Manz has created a loose daily schedule in conjunction with her husband and children, a process that was itself instructional. It included small blocks of academic time and larger chunks of choice time, when her children got to pick an activity. Everyone reviewed the schedule’s effectiveness together, too, to see what worked well and what was problematic.

Her seven-year-old asked for more snack and recess time, and got it. Her four-year-old seemed cranky and needy much of the week, she says, and is happiest contributing to household activities like cooking or sweeping or showing what she can do for herself, like peeling carrots or riding her bike.

“So I’m asking myself about that,” Manz says. “I’m looking for things she can do on her own that she gets a sense of pride from.”

Manz also needs her own space to work, as well as time off from the dual challenge of working a job and helping her children learn. She says that’s one reason her children’s schedule is not designed to mimic school, which has its own structure, rigor, and social network. That kind of learning environment can’t be quickly recreated by suddenly housebound families—and trying to do so can make families anxious.

“Learning occurs,” she says, “when people are not totally comfortable, but also when they are ready, confident, cared for, and know what’s coming.”

Recommendation: Manz uses the free mathematics website Investigations3 with her children because it offers high-quality, inquiry-based activities arranged by grade level.

Tip #3: Boredom is OK

Nermeen Dashoush, a clinical assistant professor of early childhood education, recently published a work on Medium offering her advice to parents. It’s called, “Home with Kids? It’s OK to Do Nothing.”

“My inbox and text messages have been flooded with questions from parents asking for online tools and home activities,” Dashoush writes. “My newsfeed is full of parents sharing their schedules and activities they are doing at home. All of those activities are just fine, but sometimes nothing is just fine too.”

“…doing nothing and having empty space is good for your child. And you.”

Dashoush is not only an educator to educators, she is a consultant to children’s digital media companies, as well as the parent of a seven-year-old and a nine-month-old.

“I’m exhausted,” she says, and she has her own set of coping strategies. Key among them is the idea that it’s okay for kids to be bored.

“It’s setting them up for reality, for life,” she says.

Parents are also not trained as teachers, and can be a little too close emotionally to their charges to be objective about the learning process. Doctors typically don’t treat their own children for this very reason, Dashoush says.

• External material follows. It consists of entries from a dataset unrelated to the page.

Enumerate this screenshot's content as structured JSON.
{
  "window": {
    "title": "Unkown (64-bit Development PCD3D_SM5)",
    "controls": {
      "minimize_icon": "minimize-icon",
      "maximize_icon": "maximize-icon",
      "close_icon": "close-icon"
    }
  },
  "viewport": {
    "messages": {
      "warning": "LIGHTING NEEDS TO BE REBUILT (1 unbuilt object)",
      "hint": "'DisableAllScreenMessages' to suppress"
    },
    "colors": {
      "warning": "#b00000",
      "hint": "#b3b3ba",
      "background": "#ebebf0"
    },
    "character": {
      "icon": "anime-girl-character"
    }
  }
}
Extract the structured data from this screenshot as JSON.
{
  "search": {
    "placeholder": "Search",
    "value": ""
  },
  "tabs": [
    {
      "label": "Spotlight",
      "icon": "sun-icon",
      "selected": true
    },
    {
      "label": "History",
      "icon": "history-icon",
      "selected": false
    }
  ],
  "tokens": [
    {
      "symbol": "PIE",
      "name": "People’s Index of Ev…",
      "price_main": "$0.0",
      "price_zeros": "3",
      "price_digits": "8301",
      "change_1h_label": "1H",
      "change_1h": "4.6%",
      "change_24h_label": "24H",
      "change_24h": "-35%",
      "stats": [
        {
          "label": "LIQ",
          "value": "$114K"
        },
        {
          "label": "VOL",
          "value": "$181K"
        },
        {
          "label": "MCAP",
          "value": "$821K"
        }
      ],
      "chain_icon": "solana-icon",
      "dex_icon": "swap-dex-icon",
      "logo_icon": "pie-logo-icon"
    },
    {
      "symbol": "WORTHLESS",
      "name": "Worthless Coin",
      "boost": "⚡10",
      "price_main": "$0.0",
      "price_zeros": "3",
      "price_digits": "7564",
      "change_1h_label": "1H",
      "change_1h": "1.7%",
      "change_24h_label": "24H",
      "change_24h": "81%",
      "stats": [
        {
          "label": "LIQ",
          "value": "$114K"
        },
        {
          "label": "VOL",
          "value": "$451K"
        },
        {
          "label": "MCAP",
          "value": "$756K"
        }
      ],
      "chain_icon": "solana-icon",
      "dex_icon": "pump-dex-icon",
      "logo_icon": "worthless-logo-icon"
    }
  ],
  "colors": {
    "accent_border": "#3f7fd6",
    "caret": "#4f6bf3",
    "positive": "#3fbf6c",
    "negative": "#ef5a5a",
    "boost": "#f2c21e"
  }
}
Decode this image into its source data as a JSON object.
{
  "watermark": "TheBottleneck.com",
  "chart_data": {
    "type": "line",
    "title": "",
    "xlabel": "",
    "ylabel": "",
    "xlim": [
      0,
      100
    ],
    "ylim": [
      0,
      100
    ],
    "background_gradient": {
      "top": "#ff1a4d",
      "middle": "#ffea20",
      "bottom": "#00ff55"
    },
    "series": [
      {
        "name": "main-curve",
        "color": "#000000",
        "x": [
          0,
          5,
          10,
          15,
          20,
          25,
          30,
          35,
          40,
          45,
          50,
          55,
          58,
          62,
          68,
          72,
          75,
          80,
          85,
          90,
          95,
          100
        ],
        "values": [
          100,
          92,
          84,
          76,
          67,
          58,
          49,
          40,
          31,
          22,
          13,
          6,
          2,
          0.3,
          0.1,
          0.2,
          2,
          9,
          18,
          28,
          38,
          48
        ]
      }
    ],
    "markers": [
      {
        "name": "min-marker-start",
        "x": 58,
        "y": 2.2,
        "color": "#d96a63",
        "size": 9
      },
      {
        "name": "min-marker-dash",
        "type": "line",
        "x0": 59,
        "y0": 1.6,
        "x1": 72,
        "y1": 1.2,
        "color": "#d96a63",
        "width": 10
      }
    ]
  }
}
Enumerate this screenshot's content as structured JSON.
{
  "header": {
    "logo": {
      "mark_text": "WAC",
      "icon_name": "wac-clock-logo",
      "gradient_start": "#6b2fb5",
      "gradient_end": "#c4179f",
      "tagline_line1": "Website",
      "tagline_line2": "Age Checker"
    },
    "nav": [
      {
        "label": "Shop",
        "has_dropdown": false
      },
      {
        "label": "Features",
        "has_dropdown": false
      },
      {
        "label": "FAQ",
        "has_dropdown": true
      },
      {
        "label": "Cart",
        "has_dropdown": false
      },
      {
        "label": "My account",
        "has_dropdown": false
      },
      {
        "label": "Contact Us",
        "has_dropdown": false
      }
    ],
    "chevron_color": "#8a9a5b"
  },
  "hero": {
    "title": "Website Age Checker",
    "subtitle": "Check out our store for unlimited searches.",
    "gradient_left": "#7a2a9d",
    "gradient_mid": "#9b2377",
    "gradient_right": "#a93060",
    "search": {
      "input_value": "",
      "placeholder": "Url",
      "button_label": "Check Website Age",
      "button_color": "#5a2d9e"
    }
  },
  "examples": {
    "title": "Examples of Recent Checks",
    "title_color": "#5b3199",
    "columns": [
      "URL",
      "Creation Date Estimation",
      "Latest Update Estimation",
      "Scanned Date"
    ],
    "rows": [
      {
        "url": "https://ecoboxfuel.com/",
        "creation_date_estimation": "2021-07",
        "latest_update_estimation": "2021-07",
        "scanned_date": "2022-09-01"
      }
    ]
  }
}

Dashoush views often complex parent-created schedules and timetables as a manifestation of the fear and anxiety that coronavirus has unleashed. While some scheduling and structure can be reassuring for children and parents alike, she wants parents to be realistic about what they can and cannot do now and when life returns to normal.

“Snack time does not have to be from 11 to 11:15 AM,” she says. “And we have to lift the burden off parents to feel like they have to engage their child 24 hours a day. It’s unreasonable.”

So what if your child wants to watch TV all day? Dashoush has no limits on screen time in her house. The question, she says, is what activities is the screen time taking them away from? TV-addicted children might not know how to fill their time with something else. Guide them by putting out some toys or activities and paying attention to what interests them.

Give them space and time, she says. Parents may want to consider investing in camera technology to keep an eye on their children while they work.

“There are a lot of great resources out there,” Dashoush says, noting that parents have many options at their fingertips. “But doing nothing and having empty space is good for your child. And you.”

Recommendation: Dashoush created the MarcoPolo Learning app, and also likes the Epic! reading app (a library of 35,000 books for ages 12 and under).

Source: Boston University